··· Supplied records ···

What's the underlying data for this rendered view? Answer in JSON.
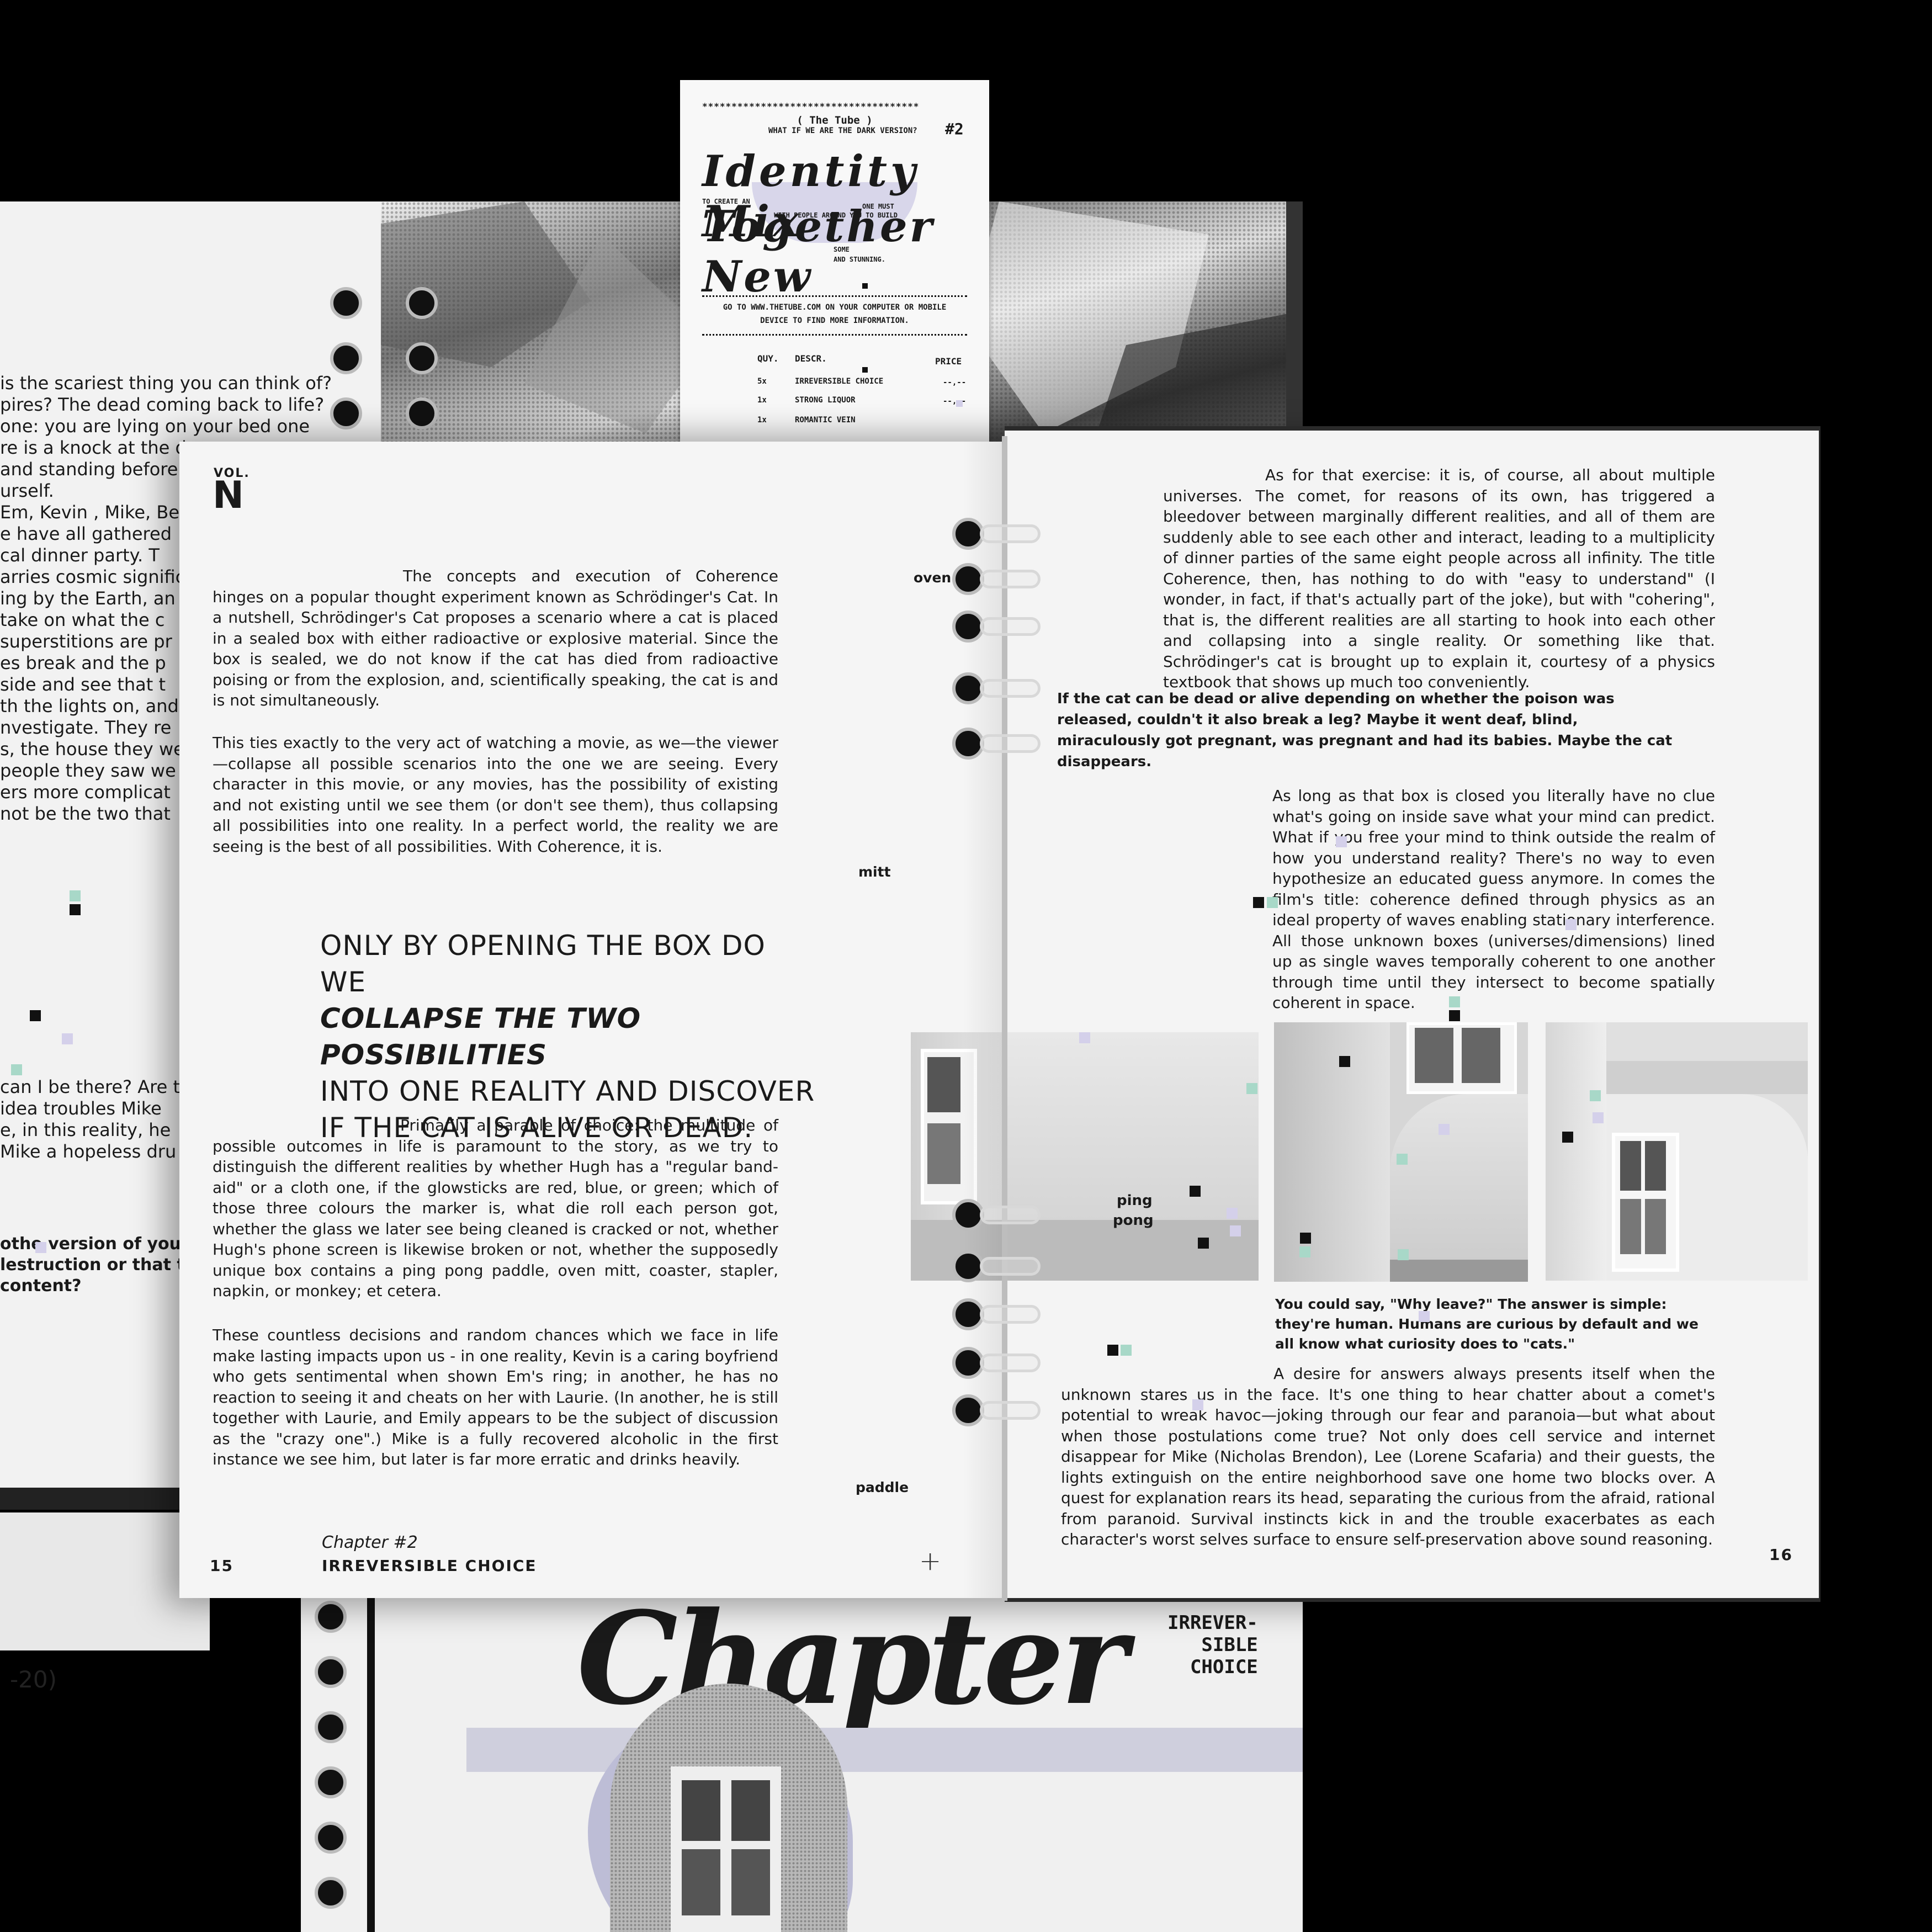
{
  "left_book": {
    "lines": [
      "is the scariest thing you can think of?",
      "pires? The dead coming back to life?",
      "one: you are lying on your bed one",
      "re is a knock at the d",
      "and standing before",
      "urself.",
      "Em, Kevin , Mike, Be",
      "e have all gathered",
      "cal dinner party. T",
      "arries cosmic signific",
      "ing by the Earth, an",
      "take on what the c",
      "superstitions are pr",
      "es break and the p",
      "side and see that t",
      "th the lights on, and",
      "nvestigate. They re",
      "s, the house they we",
      "people they saw we",
      "ers more complicat",
      "not be the two that"
    ],
    "lines_lower": [
      "can I be there? Are t",
      "idea troubles Mike",
      "e, in this reality, he",
      "Mike a hopeless dru"
    ],
    "bold_lines": [
      "othe version of you",
      "lestruction or that the",
      "content?"
    ],
    "page_ref": "-20)"
  },
  "receipt": {
    "stars": "*************************************",
    "title": "( The Tube )",
    "question": "WHAT IF WE ARE THE DARK VERSION?",
    "number": "#2",
    "art_line1": "Identity Mix",
    "art_line2": "Together New",
    "small1": "TO CREATE AN",
    "small2": "ONE MUST",
    "small3": "WITH PEOPLE AROUND YOU TO BUILD",
    "small4": "SOME",
    "small5": "AND STUNNING.",
    "info": "GO TO WWW.THETUBE.COM ON YOUR COMPUTER OR MOBILE DEVICE TO FIND MORE INFORMATION.",
    "headers": [
      "QUY.",
      "DESCR.",
      "PRICE"
    ],
    "rows": [
      {
        "qty": "5x",
        "desc": "IRREVERSIBLE CHOICE",
        "price": "--,--"
      },
      {
        "qty": "1x",
        "desc": "STRONG LIQUOR",
        "price": "--,--"
      },
      {
        "qty": "1x",
        "desc": "ROMANTIC VEIN",
        "price": ""
      }
    ]
  },
  "page15": {
    "vol_label": "VOL.",
    "vol_letter": "N",
    "para1": "The concepts and execution of Coherence hinges on a popular thought experiment known as Schrödinger's Cat. In a nutshell, Schrödinger's Cat proposes a scenario where a cat is placed in a sealed box with either radioactive or explosive material. Since the box is sealed, we do not know if the cat has died from radioactive poising or from the explosion, and, scientifically speaking, the cat is and is not simultaneously.",
    "para2": "This ties exactly to the very act of watching a movie, as we—the viewer—collapse all possible scenarios into the one we are seeing. Every character in this movie, or any movies, has the possibility of existing and not existing until we see them (or don't see them), thus collapsing all possibilities into one reality. In a perfect world, the reality we are seeing is the best of all possibilities. With Coherence, it is.",
    "quote_lines": [
      "ONLY BY OPENING THE BOX DO WE",
      "COLLAPSE THE TWO POSSIBILITIES",
      "INTO ONE REALITY AND DISCOVER",
      "IF THE CAT IS ALIVE OR DEAD."
    ],
    "para3": "Primarily a parable of choice: the multitude of possible outcomes in life is paramount to the story, as we try to distinguish the different realities by whether Hugh has a \"regular band-aid\" or a cloth one, if the glowsticks are red, blue, or green; which of those three colours the marker is, what die roll each person got, whether the glass we later see being cleaned is cracked or not, whether Hugh's phone screen is likewise broken or not, whether the supposedly unique box contains a ping pong paddle, oven mitt, coaster, stapler, napkin, or monkey; et cetera.",
    "para4": "These countless decisions and random chances which we face in life make lasting impacts upon us - in one reality, Kevin is a caring boyfriend who gets sentimental when shown Em's ring; in another, he has no reaction to seeing it and cheats on her with Laurie. (In another, he is still together with Laurie, and Emily appears to be the subject of discussion as the \"crazy one\".) Mike is a fully recovered alcoholic in the first instance we see him, but later is far more erratic and drinks heavily.",
    "margin_oven": "oven",
    "margin_mitt": "mitt",
    "margin_paddle": "paddle",
    "page_number": "15",
    "chapter": "Chapter #2",
    "chapter_title": "IRREVERSIBLE CHOICE",
    "plus": "+"
  },
  "page16": {
    "para1": "As for that exercise: it is, of course, all about multiple universes. The comet, for reasons of its own, has triggered a bleedover between marginally different realities, and all of them are suddenly able to see each other and interact, leading to a multiplicity of dinner parties of the same eight people across all infinity. The title Coherence, then, has nothing to do with \"easy to understand\" (I wonder, in fact, if that's actually part of the joke), but with \"cohering\", that is, the different realities are all starting to hook into each other and collapsing into a single reality. Or something like that. Schrödinger's cat is brought up to explain it, courtesy of a physics textbook that shows up much too conveniently.",
    "bold1": "If the cat can be dead or alive depending on whether the poison was released, couldn't it also break a leg? Maybe it went deaf, blind, miraculously got pregnant, was pregnant and had its babies. Maybe the cat disappears.",
    "para2": "As long as that box is closed you literally have no clue what's going on inside save what your mind can predict. What if you free your mind to think outside the realm of how you understand reality? There's no way to even hypothesize an educated guess anymore. In comes the film's title: coherence defined through physics as an ideal property of waves enabling stationary interference. All those unknown boxes (universes/dimensions) lined up as single waves temporally coherent to one another through time until they intersect to become spatially coherent in space.",
    "margin_ping": "ping",
    "margin_pong": "pong",
    "bold2": "You could say, \"Why leave?\" The answer is simple: they're human. Humans are curious by default and we all know what curiosity does to \"cats.\"",
    "para3": "A desire for answers always presents itself when the unknown stares us in the face. It's one thing to hear chatter about a comet's potential to wreak havoc—joking through our fear and paranoia—but what about when those postulations come true? Not only does cell service and internet disappear for Mike (Nicholas Brendon), Lee (Lorene Scafaria) and their guests, the lights extinguish on the entire neighborhood save one home two blocks over. A quest for explanation rears its head, separating the curious from the afraid, rational from paranoid. Survival instincts kick in and the trouble exacerbates as each character's worst selves surface to ensure self-preservation above sound reasoning.",
    "page_number": "16"
  },
  "lower_book": {
    "title_art": "Chapter",
    "side_label": "IRREVER-\nSIBLE\nCHOICE"
  }
}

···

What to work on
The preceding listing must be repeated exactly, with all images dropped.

The completed task
What's the underlying data for this rendered view? Answer in JSON.
{
  "left_book": {
    "lines": [
      "is the scariest thing you can think of?",
      "pires? The dead coming back to life?",
      "one: you are lying on your bed one",
      "re is a knock at the d",
      "and standing before",
      "urself.",
      "Em, Kevin , Mike, Be",
      "e have all gathered",
      "cal dinner party. T",
      "arries cosmic signific",
      "ing by the Earth, an",
      "take on what the c",
      "superstitions are pr",
      "es break and the p",
      "side and see that t",
      "th the lights on, and",
      "nvestigate. They re",
      "s, the house they we",
      "people they saw we",
      "ers more complicat",
      "not be the two that"
    ],
    "lines_lower": [
      "can I be there? Are t",
      "idea troubles Mike",
      "e, in this reality, he",
      "Mike a hopeless dru"
    ],
    "bold_lines": [
      "othe version of you",
      "lestruction or that the",
      "content?"
    ],
    "page_ref": "-20)"
  },
  "receipt": {
    "stars": "*************************************",
    "title": "( The Tube )",
    "question": "WHAT IF WE ARE THE DARK VERSION?",
    "number": "#2",
    "art_line1": "Identity Mix",
    "art_line2": "Together New",
    "small1": "TO CREATE AN",
    "small2": "ONE MUST",
    "small3": "WITH PEOPLE AROUND YOU TO BUILD",
    "small4": "SOME",
    "small5": "AND STUNNING.",
    "info": "GO TO WWW.THETUBE.COM ON YOUR COMPUTER OR MOBILE DEVICE TO FIND MORE INFORMATION.",
    "headers": [
      "QUY.",
      "DESCR.",
      "PRICE"
    ],
    "rows": [
      {
        "qty": "5x",
        "desc": "IRREVERSIBLE CHOICE",
        "price": "--,--"
      },
      {
        "qty": "1x",
        "desc": "STRONG LIQUOR",
        "price": "--,--"
      },
      {
        "qty": "1x",
        "desc": "ROMANTIC VEIN",
        "price": ""
      }
    ]
  },
  "page15": {
    "vol_label": "VOL.",
    "vol_letter": "N",
    "para1": "The concepts and execution of Coherence hinges on a popular thought experiment known as Schrödinger's Cat. In a nutshell, Schrödinger's Cat proposes a scenario where a cat is placed in a sealed box with either radioactive or explosive material. Since the box is sealed, we do not know if the cat has died from radioactive poising or from the explosion, and, scientifically speaking, the cat is and is not simultaneously.",
    "para2": "This ties exactly to the very act of watching a movie, as we—the viewer—collapse all possible scenarios into the one we are seeing. Every character in this movie, or any movies, has the possibility of existing and not existing until we see them (or don't see them), thus collapsing all possibilities into one reality. In a perfect world, the reality we are seeing is the best of all possibilities. With Coherence, it is.",
    "quote_lines": [
      "ONLY BY OPENING THE BOX DO WE",
      "COLLAPSE THE TWO POSSIBILITIES",
      "INTO ONE REALITY AND DISCOVER",
      "IF THE CAT IS ALIVE OR DEAD."
    ],
    "para3": "Primarily a parable of choice: the multitude of possible outcomes in life is paramount to the story, as we try to distinguish the different realities by whether Hugh has a \"regular band-aid\" or a cloth one, if the glowsticks are red, blue, or green; which of those three colours the marker is, what die roll each person got, whether the glass we later see being cleaned is cracked or not, whether Hugh's phone screen is likewise broken or not, whether the supposedly unique box contains a ping pong paddle, oven mitt, coaster, stapler, napkin, or monkey; et cetera.",
    "para4": "These countless decisions and random chances which we face in life make lasting impacts upon us - in one reality, Kevin is a caring boyfriend who gets sentimental when shown Em's ring; in another, he has no reaction to seeing it and cheats on her with Laurie. (In another, he is still together with Laurie, and Emily appears to be the subject of discussion as the \"crazy one\".) Mike is a fully recovered alcoholic in the first instance we see him, but later is far more erratic and drinks heavily.",
    "margin_oven": "oven",
    "margin_mitt": "mitt",
    "margin_paddle": "paddle",
    "page_number": "15",
    "chapter": "Chapter #2",
    "chapter_title": "IRREVERSIBLE CHOICE",
    "plus": "+"
  },
  "page16": {
    "para1": "As for that exercise: it is, of course, all about multiple universes. The comet, for reasons of its own, has triggered a bleedover between marginally different realities, and all of them are suddenly able to see each other and interact, leading to a multiplicity of dinner parties of the same eight people across all infinity. The title Coherence, then, has nothing to do with \"easy to understand\" (I wonder, in fact, if that's actually part of the joke), but with \"cohering\", that is, the different realities are all starting to hook into each other and collapsing into a single reality. Or something like that. Schrödinger's cat is brought up to explain it, courtesy of a physics textbook that shows up much too conveniently.",
    "bold1": "If the cat can be dead or alive depending on whether the poison was released, couldn't it also break a leg? Maybe it went deaf, blind, miraculously got pregnant, was pregnant and had its babies. Maybe the cat disappears.",
    "para2": "As long as that box is closed you literally have no clue what's going on inside save what your mind can predict. What if you free your mind to think outside the realm of how you understand reality? There's no way to even hypothesize an educated guess anymore. In comes the film's title: coherence defined through physics as an ideal property of waves enabling stationary interference. All those unknown boxes (universes/dimensions) lined up as single waves temporally coherent to one another through time until they intersect to become spatially coherent in space.",
    "margin_ping": "ping",
    "margin_pong": "pong",
    "bold2": "You could say, \"Why leave?\" The answer is simple: they're human. Humans are curious by default and we all know what curiosity does to \"cats.\"",
    "para3": "A desire for answers always presents itself when the unknown stares us in the face. It's one thing to hear chatter about a comet's potential to wreak havoc—joking through our fear and paranoia—but what about when those postulations come true? Not only does cell service and internet disappear for Mike (Nicholas Brendon), Lee (Lorene Scafaria) and their guests, the lights extinguish on the entire neighborhood save one home two blocks over. A quest for explanation rears its head, separating the curious from the afraid, rational from paranoid. Survival instincts kick in and the trouble exacerbates as each character's worst selves surface to ensure self-preservation above sound reasoning.",
    "page_number": "16"
  },
  "lower_book": {
    "title_art": "Chapter",
    "side_label": "IRREVER-\nSIBLE\nCHOICE"
  }
}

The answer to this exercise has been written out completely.